in the end.

Former alarms then returned, as there was a charge of treason against
Considius Proculus. While he was celebrating his birthday without
a fear, he was hurried before the Senate, condemned and instantly
put to death. His sister Sancia was outlawed, on the accusation of
Quintus Pomponius, a restless spirit, who pretended that he employed
himself in this and like practices to win favour with the sovereign,
and thereby alleviate the perils hanging over his brother Pomponius

Pompeia Macrina too was sentenced to banishment. Her husband Argolicus
and her father-in-law Laco, leading men of Achaia, had been ruined
by the emperor. Her father likewise, an illustrious Roman knight,
and her brother, an ex-praetor, seeing their doom was near, destroyed
themselves. It was imputed to them as a crime that their great-grandfather
Theophanes of Mitylene had been one of the intimate friends of Pompey
the Great, and that after his death Greek flattery had paid him divine

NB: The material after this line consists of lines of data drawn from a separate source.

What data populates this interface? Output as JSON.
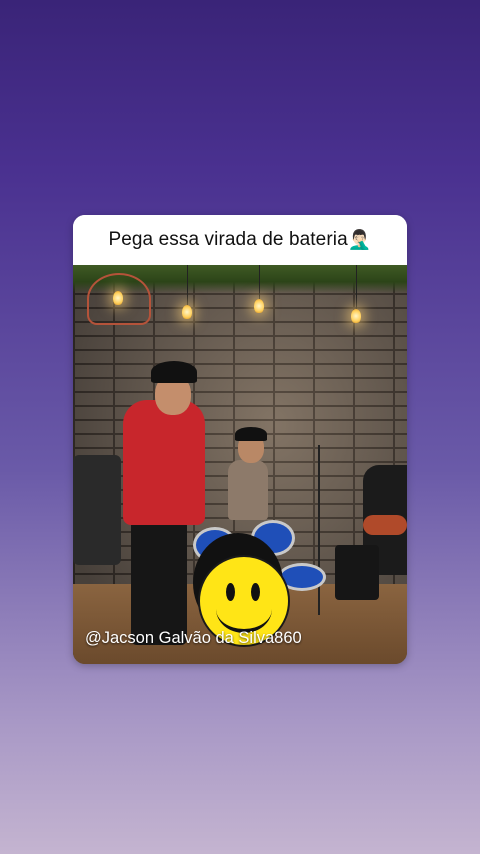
{
  "caption": {
    "text": "Pega essa virada de bateria",
    "emoji": "🤦🏻‍♂️"
  },
  "video": {
    "watermark": "@Jacson Galvão da Silva860",
    "sticker_icon": "smiley-face-icon"
  },
  "colors": {
    "background_top": "#3a2478",
    "background_bottom": "#c4b4d0",
    "caption_bg": "#ffffff",
    "sticker": "#ffe516"
  }
}
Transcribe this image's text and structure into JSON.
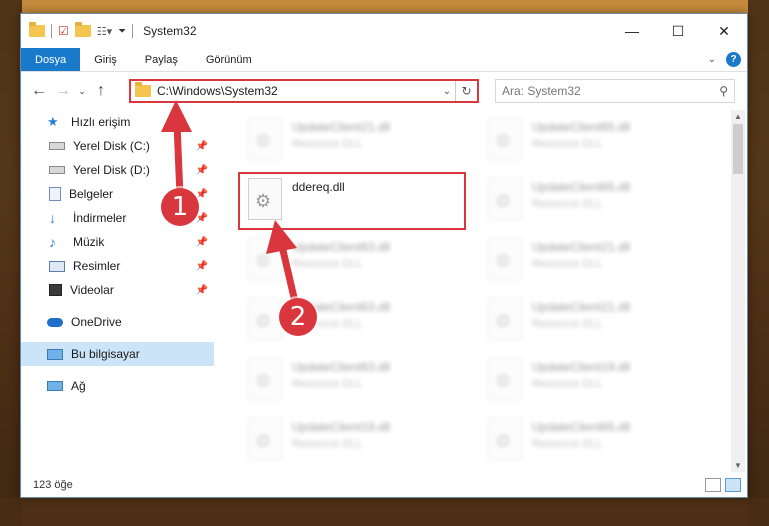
{
  "window": {
    "title": "System32",
    "controls": {
      "minimize": "—",
      "maximize": "☐",
      "close": "✕"
    }
  },
  "ribbon": {
    "tabs": [
      {
        "label": "Dosya",
        "active": true
      },
      {
        "label": "Giriş"
      },
      {
        "label": "Paylaş"
      },
      {
        "label": "Görünüm"
      }
    ],
    "expand_icon": "chevron-down-icon",
    "help": "?"
  },
  "address": {
    "path": "C:\\Windows\\System32",
    "search_placeholder": "Ara: System32"
  },
  "nav": {
    "quick_access": "Hızlı erişim",
    "items": [
      {
        "label": "Yerel Disk (C:)",
        "icon": "drive-icon"
      },
      {
        "label": "Yerel Disk (D:)",
        "icon": "drive-icon"
      },
      {
        "label": "Belgeler",
        "icon": "documents-icon"
      },
      {
        "label": "İndirmeler",
        "icon": "downloads-icon"
      },
      {
        "label": "Müzik",
        "icon": "music-icon"
      },
      {
        "label": "Resimler",
        "icon": "pictures-icon"
      },
      {
        "label": "Videolar",
        "icon": "videos-icon"
      }
    ],
    "onedrive": "OneDrive",
    "this_pc": "Bu bilgisayar",
    "network": "Ağ"
  },
  "files": {
    "left": [
      {
        "name": "UpdateClient21.dll",
        "type": "Resource DLL"
      },
      {
        "name": "ddereq.dll",
        "type": ""
      },
      {
        "name": "UpdateClient63.dll",
        "type": "Resource DLL"
      },
      {
        "name": "UpdateClient63.dll",
        "type": "Resource DLL"
      },
      {
        "name": "UpdateClient63.dll",
        "type": "Resource DLL"
      },
      {
        "name": "UpdateClient19.dll",
        "type": "Resource DLL"
      }
    ],
    "right": [
      {
        "name": "UpdateClient65.dll",
        "type": "Resource DLL"
      },
      {
        "name": "UpdateClient65.dll",
        "type": "Resource DLL"
      },
      {
        "name": "UpdateClient21.dll",
        "type": "Resource DLL"
      },
      {
        "name": "UpdateClient21.dll",
        "type": "Resource DLL"
      },
      {
        "name": "UpdateClient19.dll",
        "type": "Resource DLL"
      },
      {
        "name": "UpdateClient65.dll",
        "type": "Resource DLL"
      }
    ]
  },
  "status": {
    "count": "123 öğe"
  },
  "annotations": {
    "step1": "1",
    "step2": "2"
  },
  "colors": {
    "accent": "#1979ca",
    "highlight": "#d9363e",
    "selection": "#cce4f7"
  }
}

Sextus Marius, the richest man in Spain, was next accused of incest
with his daughter, and thrown headlong from the Tarpeian rock. To
remove any doubt that the vastness of his wealth had proved the man’s
ruin, Tiberius kept his gold-mines for himself, though they were forfeited
to the State. Executions were now a stimulus to his fury, and he ordered
the death of all who were lying in prison under accusation of complicity
with Sejanus. There lay, singly or in heaps, the unnumbered dead,
of every age and sex, the illustrious with the obscure. Kinsfolk and
friends were not allowed to be near them, to weep over them, or even
to gaze on them too long. Spies were set round them, who noted the
sorrow of each mourner and followed the rotting corpses, till they
were dragged to the Tiber, where, floating or driven on the bank,
no one dared to burn or to touch them. The force of terror had utterly
extinguished the sense of human fellowship, and, with the growth of
cruelty, pity was thrust aside.
The Annals by Tacitus